> What is expected:
Which lines run from the one containing "Read all visible content and emit it as JSON." to the last line of the entries? Return them exactly, with nothing more.

Items from an interface collection:
---

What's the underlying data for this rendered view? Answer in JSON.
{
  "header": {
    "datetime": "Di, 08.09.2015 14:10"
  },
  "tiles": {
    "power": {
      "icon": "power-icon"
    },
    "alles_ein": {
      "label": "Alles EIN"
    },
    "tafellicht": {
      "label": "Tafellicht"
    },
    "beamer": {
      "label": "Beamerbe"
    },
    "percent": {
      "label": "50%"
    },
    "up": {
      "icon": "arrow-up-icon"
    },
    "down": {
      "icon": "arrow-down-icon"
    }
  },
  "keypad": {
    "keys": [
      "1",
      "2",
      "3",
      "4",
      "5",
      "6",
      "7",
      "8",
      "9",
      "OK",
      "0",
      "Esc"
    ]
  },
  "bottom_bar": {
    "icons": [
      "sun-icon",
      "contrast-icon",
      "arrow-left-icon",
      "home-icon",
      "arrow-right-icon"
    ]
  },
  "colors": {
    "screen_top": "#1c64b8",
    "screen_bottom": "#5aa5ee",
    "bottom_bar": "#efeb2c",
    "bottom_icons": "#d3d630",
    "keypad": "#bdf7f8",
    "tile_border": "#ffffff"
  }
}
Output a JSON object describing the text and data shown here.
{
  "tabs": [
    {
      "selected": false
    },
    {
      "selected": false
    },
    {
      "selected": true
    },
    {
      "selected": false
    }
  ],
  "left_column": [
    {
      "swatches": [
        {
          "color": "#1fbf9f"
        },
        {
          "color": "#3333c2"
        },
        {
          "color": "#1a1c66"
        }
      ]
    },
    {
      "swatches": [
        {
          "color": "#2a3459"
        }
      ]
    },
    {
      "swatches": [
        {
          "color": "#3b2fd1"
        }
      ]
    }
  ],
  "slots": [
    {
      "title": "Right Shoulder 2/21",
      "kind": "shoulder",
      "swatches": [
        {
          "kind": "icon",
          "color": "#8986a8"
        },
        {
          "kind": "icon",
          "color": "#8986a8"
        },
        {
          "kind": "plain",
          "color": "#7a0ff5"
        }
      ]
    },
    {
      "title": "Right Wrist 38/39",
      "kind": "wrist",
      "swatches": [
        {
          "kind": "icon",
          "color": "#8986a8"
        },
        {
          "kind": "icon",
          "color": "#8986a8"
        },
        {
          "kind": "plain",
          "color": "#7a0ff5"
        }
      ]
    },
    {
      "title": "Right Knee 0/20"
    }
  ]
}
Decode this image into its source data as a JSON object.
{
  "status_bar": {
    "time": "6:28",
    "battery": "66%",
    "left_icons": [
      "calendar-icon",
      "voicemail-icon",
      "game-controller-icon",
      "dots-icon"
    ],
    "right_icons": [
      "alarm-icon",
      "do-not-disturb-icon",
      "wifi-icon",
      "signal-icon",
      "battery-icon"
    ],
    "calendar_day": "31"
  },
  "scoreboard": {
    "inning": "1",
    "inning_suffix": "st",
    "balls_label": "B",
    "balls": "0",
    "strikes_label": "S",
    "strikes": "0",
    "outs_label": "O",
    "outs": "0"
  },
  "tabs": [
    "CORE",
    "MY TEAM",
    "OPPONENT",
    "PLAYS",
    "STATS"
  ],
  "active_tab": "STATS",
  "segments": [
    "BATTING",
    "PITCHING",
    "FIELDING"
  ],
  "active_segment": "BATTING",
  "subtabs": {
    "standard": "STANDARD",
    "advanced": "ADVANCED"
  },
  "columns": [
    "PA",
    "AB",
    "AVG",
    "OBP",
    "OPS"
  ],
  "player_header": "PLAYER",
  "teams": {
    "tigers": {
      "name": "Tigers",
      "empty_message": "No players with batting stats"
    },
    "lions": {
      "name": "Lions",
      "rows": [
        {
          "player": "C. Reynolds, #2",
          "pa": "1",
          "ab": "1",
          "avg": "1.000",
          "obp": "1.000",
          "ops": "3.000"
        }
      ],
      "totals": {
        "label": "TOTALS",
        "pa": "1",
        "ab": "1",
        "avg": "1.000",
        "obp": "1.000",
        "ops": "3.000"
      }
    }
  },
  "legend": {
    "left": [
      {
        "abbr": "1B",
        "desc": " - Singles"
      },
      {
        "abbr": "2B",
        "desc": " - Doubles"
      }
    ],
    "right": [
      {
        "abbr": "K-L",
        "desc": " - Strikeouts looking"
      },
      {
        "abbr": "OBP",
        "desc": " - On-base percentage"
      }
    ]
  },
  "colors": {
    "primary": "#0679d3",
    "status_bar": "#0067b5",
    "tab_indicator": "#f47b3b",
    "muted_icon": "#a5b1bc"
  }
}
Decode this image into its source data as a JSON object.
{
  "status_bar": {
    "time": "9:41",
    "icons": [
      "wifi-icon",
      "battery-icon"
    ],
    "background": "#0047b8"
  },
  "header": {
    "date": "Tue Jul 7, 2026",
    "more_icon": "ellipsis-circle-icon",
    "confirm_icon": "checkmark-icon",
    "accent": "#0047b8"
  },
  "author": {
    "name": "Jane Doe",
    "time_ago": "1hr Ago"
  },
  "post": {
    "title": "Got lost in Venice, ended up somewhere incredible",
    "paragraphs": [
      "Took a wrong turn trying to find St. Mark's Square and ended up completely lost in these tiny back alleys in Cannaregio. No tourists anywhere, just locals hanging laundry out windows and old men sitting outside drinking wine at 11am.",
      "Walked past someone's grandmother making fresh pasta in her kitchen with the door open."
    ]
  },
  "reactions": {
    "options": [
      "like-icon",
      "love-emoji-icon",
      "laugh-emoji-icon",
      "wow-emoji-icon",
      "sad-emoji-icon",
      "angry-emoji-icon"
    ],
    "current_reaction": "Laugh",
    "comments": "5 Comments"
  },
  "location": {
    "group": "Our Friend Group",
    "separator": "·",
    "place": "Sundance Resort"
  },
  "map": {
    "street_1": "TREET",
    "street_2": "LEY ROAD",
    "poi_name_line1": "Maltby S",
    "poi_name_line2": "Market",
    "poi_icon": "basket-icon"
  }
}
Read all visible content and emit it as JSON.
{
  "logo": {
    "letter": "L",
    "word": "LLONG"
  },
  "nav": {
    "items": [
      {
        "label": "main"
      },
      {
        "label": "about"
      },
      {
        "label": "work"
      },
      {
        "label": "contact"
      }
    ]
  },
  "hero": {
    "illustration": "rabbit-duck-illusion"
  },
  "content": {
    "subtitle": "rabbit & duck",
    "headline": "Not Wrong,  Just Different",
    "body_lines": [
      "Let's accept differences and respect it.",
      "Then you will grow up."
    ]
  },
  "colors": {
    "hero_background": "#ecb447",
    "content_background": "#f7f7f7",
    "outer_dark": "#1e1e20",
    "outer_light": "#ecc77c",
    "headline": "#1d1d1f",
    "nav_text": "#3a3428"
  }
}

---

> Output:
Read all visible content and emit it as JSON.
{
  "logo": {
    "letter": "L",
    "word": "LLONG"
  },
  "nav": {
    "items": [
      {
        "label": "main"
      },
      {
        "label": "about"
      },
      {
        "label": "work"
      },
      {
        "label": "contact"
      }
    ]
  },
  "hero": {
    "illustration": "rabbit-duck-illusion"
  },
  "content": {
    "subtitle": "rabbit & duck",
    "headline": "Not Wrong,  Just Different",
    "body_lines": [
      "Let's accept differences and respect it.",
      "Then you will grow up."
    ]
  },
  "colors": {
    "hero_background": "#ecb447",
    "content_background": "#f7f7f7",
    "outer_dark": "#1e1e20",
    "outer_light": "#ecc77c",
    "headline": "#1d1d1f",
    "nav_text": "#3a3428"
  }
}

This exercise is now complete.